(Entries from a dataset of interfaces)
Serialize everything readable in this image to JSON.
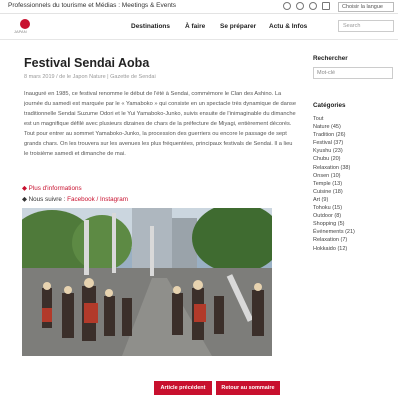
{
  "topbar": {
    "tagline": "Professionnels du tourisme et Médias : Meetings & Events",
    "language_select": "Choisir la langue"
  },
  "nav": {
    "items": [
      "Destinations",
      "À faire",
      "Se préparer",
      "Actu & Infos"
    ],
    "search_placeholder": "Search"
  },
  "article": {
    "title": "Festival Sendai Aoba",
    "meta": "8 mars 2019 / de le Japon Nature | Gazette de Sendai",
    "body": "Inauguré en 1985, ce festival renomme le début de l'été à Sendai, commémore le Clan des Ashino. La journée du samedi est marquée par le « Yamaboko » qui consiste en un spectacle très dynamique de danse traditionnelle Sendai Suzume Odori et le Yui Yamaboko-Junko, suivis ensuite de l'inimaginable du dimanche est un magnifique défilé avec plusieurs dizaines de chars de la préfecture de Miyagi, entièrement décorés. Tout pour entrer au sommet Yamaboko-Junko, la procession des guerriers ou encore le passage de sept grands chars. On les trouvera sur les avenues les plus fréquentées, principaux festivals de Sendai. Il a lieu le troisième samedi et dimanche de mai.",
    "link_info": "Plus d'informations",
    "social_prefix": "Nous suivre : ",
    "social_links": "Facebook / Instagram"
  },
  "buttons": {
    "previous": "Article précédent",
    "back": "Retour au sommaire"
  },
  "sidebar": {
    "search_title": "Rechercher",
    "search_value": "Mot-clé",
    "categories_title": "Catégories",
    "categories": [
      "Tout",
      "Nature (45)",
      "Tradition (26)",
      "Festival (37)",
      "Kyushu (23)",
      "Chubu (20)",
      "Relaxation (38)",
      "Onsen (10)",
      "Temple (13)",
      "Cuisine (18)",
      "Art (9)",
      "Tohoku (15)",
      "Outdoor (8)",
      "Shopping (5)",
      "Événements (21)",
      "Relaxation (7)",
      "Hokkaido (12)"
    ]
  },
  "colors": {
    "accent": "#c8102e"
  }
}
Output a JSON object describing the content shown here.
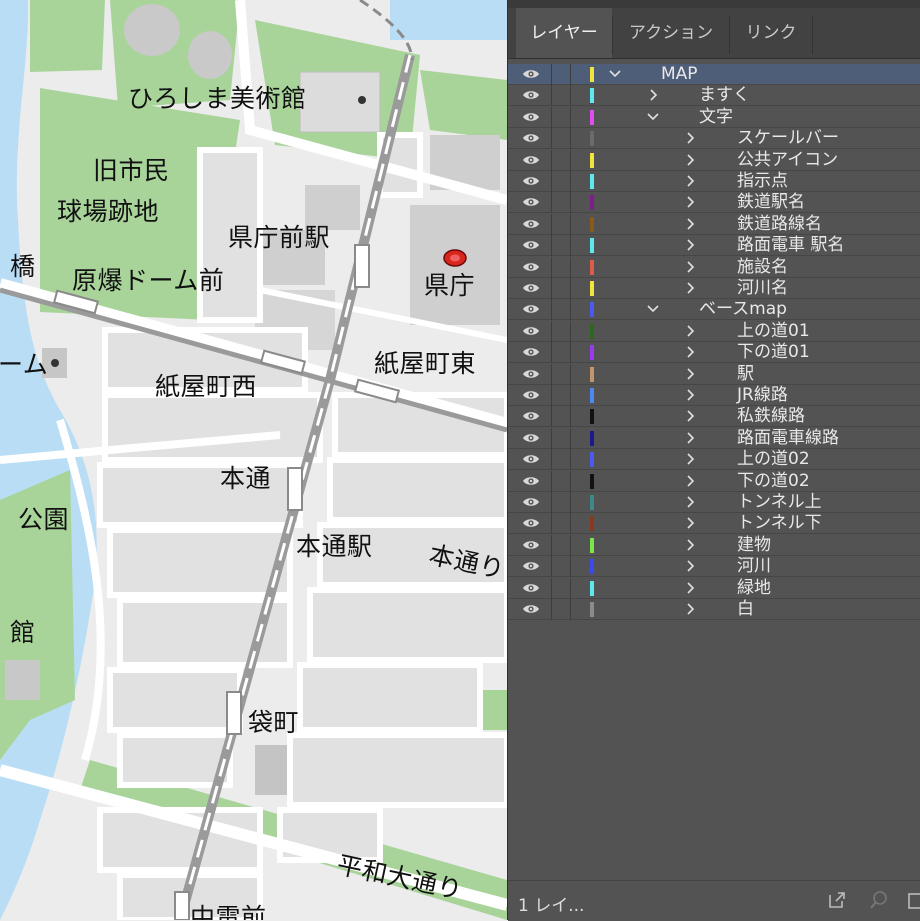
{
  "map": {
    "labels": [
      {
        "id": "hiroshima-museum",
        "text": "ひろしま美術館"
      },
      {
        "id": "old-stadium-1",
        "text": "旧市民"
      },
      {
        "id": "old-stadium-2",
        "text": "球場跡地"
      },
      {
        "id": "kencho-mae-station",
        "text": "県庁前駅"
      },
      {
        "id": "kencho",
        "text": "県庁"
      },
      {
        "id": "bridge",
        "text": "橋"
      },
      {
        "id": "genbaku-dome-mae",
        "text": "原爆ドーム前"
      },
      {
        "id": "dome",
        "text": "ーム"
      },
      {
        "id": "kamiyacho-nishi",
        "text": "紙屋町西"
      },
      {
        "id": "kamiyacho-higashi",
        "text": "紙屋町東"
      },
      {
        "id": "hondori",
        "text": "本通"
      },
      {
        "id": "park",
        "text": "公園"
      },
      {
        "id": "hondori-station",
        "text": "本通駅"
      },
      {
        "id": "hondori-partial",
        "text": "本通り"
      },
      {
        "id": "kan",
        "text": "館"
      },
      {
        "id": "fukuromachi",
        "text": "袋町"
      },
      {
        "id": "heiwa-odori",
        "text": "平和大通り"
      },
      {
        "id": "chuden-mae",
        "text": "中電前"
      }
    ],
    "colors": {
      "water": "#b9ddf4",
      "green": "#a8d49a",
      "road": "#ffffff",
      "block": "#e3e3e3",
      "building": "#c6c6c6",
      "rail": "#9a9a9a",
      "kencho_icon": "#d9261c"
    }
  },
  "panel": {
    "tabs": [
      {
        "label": "レイヤー",
        "active": true
      },
      {
        "label": "アクション",
        "active": false
      },
      {
        "label": "リンク",
        "active": false
      }
    ],
    "layers": [
      {
        "name": "MAP",
        "depth": 0,
        "expanded": true,
        "color": "#f2e43a",
        "selected": true
      },
      {
        "name": "ますく",
        "depth": 1,
        "expanded": false,
        "color": "#5ee8f0"
      },
      {
        "name": "文字",
        "depth": 1,
        "expanded": true,
        "color": "#e04df0"
      },
      {
        "name": "スケールバー",
        "depth": 2,
        "expanded": false,
        "color": "#6a6a6a"
      },
      {
        "name": "公共アイコン",
        "depth": 2,
        "expanded": false,
        "color": "#f2e43a"
      },
      {
        "name": "指示点",
        "depth": 2,
        "expanded": false,
        "color": "#5ee8f0"
      },
      {
        "name": "鉄道駅名",
        "depth": 2,
        "expanded": false,
        "color": "#7a1f8a"
      },
      {
        "name": "鉄道路線名",
        "depth": 2,
        "expanded": false,
        "color": "#8a5a1a"
      },
      {
        "name": "路面電車 駅名",
        "depth": 2,
        "expanded": false,
        "color": "#5ee8f0"
      },
      {
        "name": "施設名",
        "depth": 2,
        "expanded": false,
        "color": "#e05a4a"
      },
      {
        "name": "河川名",
        "depth": 2,
        "expanded": false,
        "color": "#f2e43a"
      },
      {
        "name": "ベースmap",
        "depth": 1,
        "expanded": true,
        "color": "#4a5af0"
      },
      {
        "name": "上の道01",
        "depth": 2,
        "expanded": false,
        "color": "#2a6a1a"
      },
      {
        "name": "下の道01",
        "depth": 2,
        "expanded": false,
        "color": "#9a3af0"
      },
      {
        "name": "駅",
        "depth": 2,
        "expanded": false,
        "color": "#c8946a"
      },
      {
        "name": "JR線路",
        "depth": 2,
        "expanded": false,
        "color": "#4a8af0"
      },
      {
        "name": "私鉄線路",
        "depth": 2,
        "expanded": false,
        "color": "#111111"
      },
      {
        "name": "路面電車線路",
        "depth": 2,
        "expanded": false,
        "color": "#1a1a8a"
      },
      {
        "name": "上の道02",
        "depth": 2,
        "expanded": false,
        "color": "#4a5af0"
      },
      {
        "name": "下の道02",
        "depth": 2,
        "expanded": false,
        "color": "#111111"
      },
      {
        "name": "トンネル上",
        "depth": 2,
        "expanded": false,
        "color": "#3a8a8a"
      },
      {
        "name": "トンネル下",
        "depth": 2,
        "expanded": false,
        "color": "#8a3a1a"
      },
      {
        "name": "建物",
        "depth": 2,
        "expanded": false,
        "color": "#7ae84a"
      },
      {
        "name": "河川",
        "depth": 2,
        "expanded": false,
        "color": "#3a4af0"
      },
      {
        "name": "緑地",
        "depth": 2,
        "expanded": false,
        "color": "#5ee8f0"
      },
      {
        "name": "白",
        "depth": 2,
        "expanded": false,
        "color": "#8a8a8a"
      }
    ],
    "footer": {
      "text": "1 レイ...",
      "icons": [
        "export-icon",
        "search-icon",
        "new-layer-icon"
      ]
    }
  }
}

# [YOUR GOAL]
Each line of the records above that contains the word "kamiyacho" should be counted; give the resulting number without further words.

# [TASK RESPONSE]
2